** Opening DATA FOR REVIEW block **
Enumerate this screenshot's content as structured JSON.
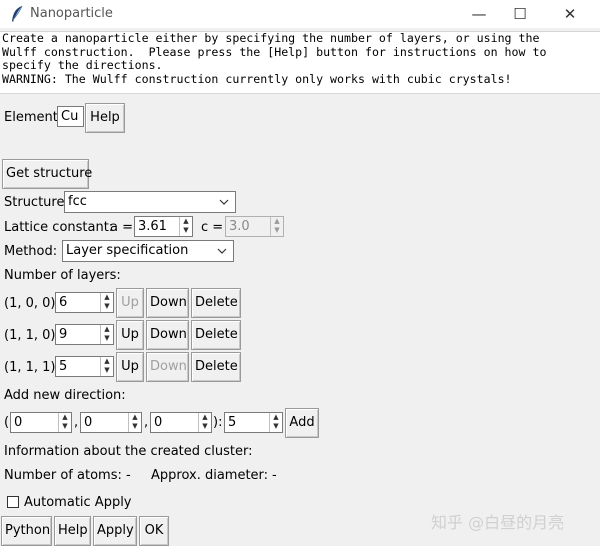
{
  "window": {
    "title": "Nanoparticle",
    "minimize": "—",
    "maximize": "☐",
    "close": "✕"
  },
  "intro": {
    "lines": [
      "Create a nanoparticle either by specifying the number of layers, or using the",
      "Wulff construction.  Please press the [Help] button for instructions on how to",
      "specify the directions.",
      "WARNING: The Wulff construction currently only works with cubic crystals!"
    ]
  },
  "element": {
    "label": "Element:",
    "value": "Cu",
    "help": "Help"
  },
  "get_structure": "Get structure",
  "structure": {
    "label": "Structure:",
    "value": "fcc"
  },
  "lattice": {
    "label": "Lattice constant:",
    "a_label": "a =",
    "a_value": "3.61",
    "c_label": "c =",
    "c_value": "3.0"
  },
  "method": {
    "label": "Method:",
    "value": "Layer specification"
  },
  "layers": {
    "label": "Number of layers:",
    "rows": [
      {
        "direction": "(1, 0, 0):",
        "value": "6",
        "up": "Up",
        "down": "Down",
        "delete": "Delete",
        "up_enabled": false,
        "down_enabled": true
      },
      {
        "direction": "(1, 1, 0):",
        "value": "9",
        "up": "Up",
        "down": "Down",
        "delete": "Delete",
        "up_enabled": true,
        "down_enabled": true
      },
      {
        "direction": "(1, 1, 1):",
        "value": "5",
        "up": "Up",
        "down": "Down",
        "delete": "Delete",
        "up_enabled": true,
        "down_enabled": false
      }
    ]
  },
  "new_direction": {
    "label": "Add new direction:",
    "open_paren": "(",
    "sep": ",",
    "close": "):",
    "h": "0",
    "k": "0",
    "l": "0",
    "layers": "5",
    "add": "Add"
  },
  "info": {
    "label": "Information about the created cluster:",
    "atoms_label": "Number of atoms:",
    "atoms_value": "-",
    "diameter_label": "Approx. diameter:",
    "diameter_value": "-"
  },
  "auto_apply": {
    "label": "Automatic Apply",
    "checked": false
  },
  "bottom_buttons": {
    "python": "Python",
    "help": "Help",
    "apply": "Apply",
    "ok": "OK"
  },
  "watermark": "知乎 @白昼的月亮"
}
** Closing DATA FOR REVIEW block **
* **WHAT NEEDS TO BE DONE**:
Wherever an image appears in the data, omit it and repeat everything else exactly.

* **WORKED SOLUTION**:
Enumerate this screenshot's content as structured JSON.
{
  "window": {
    "title": "Nanoparticle",
    "minimize": "—",
    "maximize": "☐",
    "close": "✕"
  },
  "intro": {
    "lines": [
      "Create a nanoparticle either by specifying the number of layers, or using the",
      "Wulff construction.  Please press the [Help] button for instructions on how to",
      "specify the directions.",
      "WARNING: The Wulff construction currently only works with cubic crystals!"
    ]
  },
  "element": {
    "label": "Element:",
    "value": "Cu",
    "help": "Help"
  },
  "get_structure": "Get structure",
  "structure": {
    "label": "Structure:",
    "value": "fcc"
  },
  "lattice": {
    "label": "Lattice constant:",
    "a_label": "a =",
    "a_value": "3.61",
    "c_label": "c =",
    "c_value": "3.0"
  },
  "method": {
    "label": "Method:",
    "value": "Layer specification"
  },
  "layers": {
    "label": "Number of layers:",
    "rows": [
      {
        "direction": "(1, 0, 0):",
        "value": "6",
        "up": "Up",
        "down": "Down",
        "delete": "Delete",
        "up_enabled": false,
        "down_enabled": true
      },
      {
        "direction": "(1, 1, 0):",
        "value": "9",
        "up": "Up",
        "down": "Down",
        "delete": "Delete",
        "up_enabled": true,
        "down_enabled": true
      },
      {
        "direction": "(1, 1, 1):",
        "value": "5",
        "up": "Up",
        "down": "Down",
        "delete": "Delete",
        "up_enabled": true,
        "down_enabled": false
      }
    ]
  },
  "new_direction": {
    "label": "Add new direction:",
    "open_paren": "(",
    "sep": ",",
    "close": "):",
    "h": "0",
    "k": "0",
    "l": "0",
    "layers": "5",
    "add": "Add"
  },
  "info": {
    "label": "Information about the created cluster:",
    "atoms_label": "Number of atoms:",
    "atoms_value": "-",
    "diameter_label": "Approx. diameter:",
    "diameter_value": "-"
  },
  "auto_apply": {
    "label": "Automatic Apply",
    "checked": false
  },
  "bottom_buttons": {
    "python": "Python",
    "help": "Help",
    "apply": "Apply",
    "ok": "OK"
  },
  "watermark": "知乎 @白昼的月亮"
}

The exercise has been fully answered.